“If you’re gonna make connections which are innovative … you have to not have the same bag of experiences as everyone else does, or else you’re going to make the same connections [as everybody else], and then you won’t be innovative, and then nobody will give you an award.”– Steve Jobs
Steve Jobs also suggested that everyone should take a gap year or forego college altogether. He said writing poetry in Paris would be much more conducive for tech innovation than stuffing a good brain with the same set of facts and experiences as every other engineering student.
So, is the trick to being a creative genius really dependent on some tenuous thread that connects our goals and with our experiences? I think so.
You can be a genius too.
If you’re like most people, you probably believe you’re not creative and have minimal talent for marketing, painting, or whatever. Yes, we are all different because of DNA, but we are also unique because of where we’ve been and what we’ve seen. The more unique those experiences are, the more innovative our accomplishments will be.
How to use your genius to grow your business.
Innovation is a huge piece of business growth. We don’t all need to dream up something as world-changing as the iPhone, but great ideas lie within and the timing has never been better.

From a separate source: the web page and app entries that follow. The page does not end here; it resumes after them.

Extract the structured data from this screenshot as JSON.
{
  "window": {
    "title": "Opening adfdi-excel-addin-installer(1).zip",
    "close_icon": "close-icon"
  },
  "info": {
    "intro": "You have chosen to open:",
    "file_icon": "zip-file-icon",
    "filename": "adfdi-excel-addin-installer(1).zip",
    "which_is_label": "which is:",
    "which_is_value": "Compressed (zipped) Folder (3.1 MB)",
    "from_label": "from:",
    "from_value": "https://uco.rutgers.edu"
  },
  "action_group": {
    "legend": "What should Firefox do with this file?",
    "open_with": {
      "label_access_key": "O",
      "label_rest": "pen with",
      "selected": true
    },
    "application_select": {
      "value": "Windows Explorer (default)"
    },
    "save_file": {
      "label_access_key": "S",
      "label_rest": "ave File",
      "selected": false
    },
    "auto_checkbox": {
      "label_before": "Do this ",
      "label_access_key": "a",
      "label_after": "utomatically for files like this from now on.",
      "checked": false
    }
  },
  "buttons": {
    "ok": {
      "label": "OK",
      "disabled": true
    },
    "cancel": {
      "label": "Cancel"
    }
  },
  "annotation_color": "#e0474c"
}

In 2020, when most of us are locked away in our homes, we are presented with a unique opportunity to get new ideas in front of a captive audience craving and consuming interesting, new content. There’s never been a better time to look back at your life experiences, consider how they have impacted who you’ve become, and share those stories in the form of self-promotion.
Let your inner, creative genius out of its cage. Telling stories from your past will demonstrate your experience, boost your credibility, make you even more likable, and garner trust with your potential customers.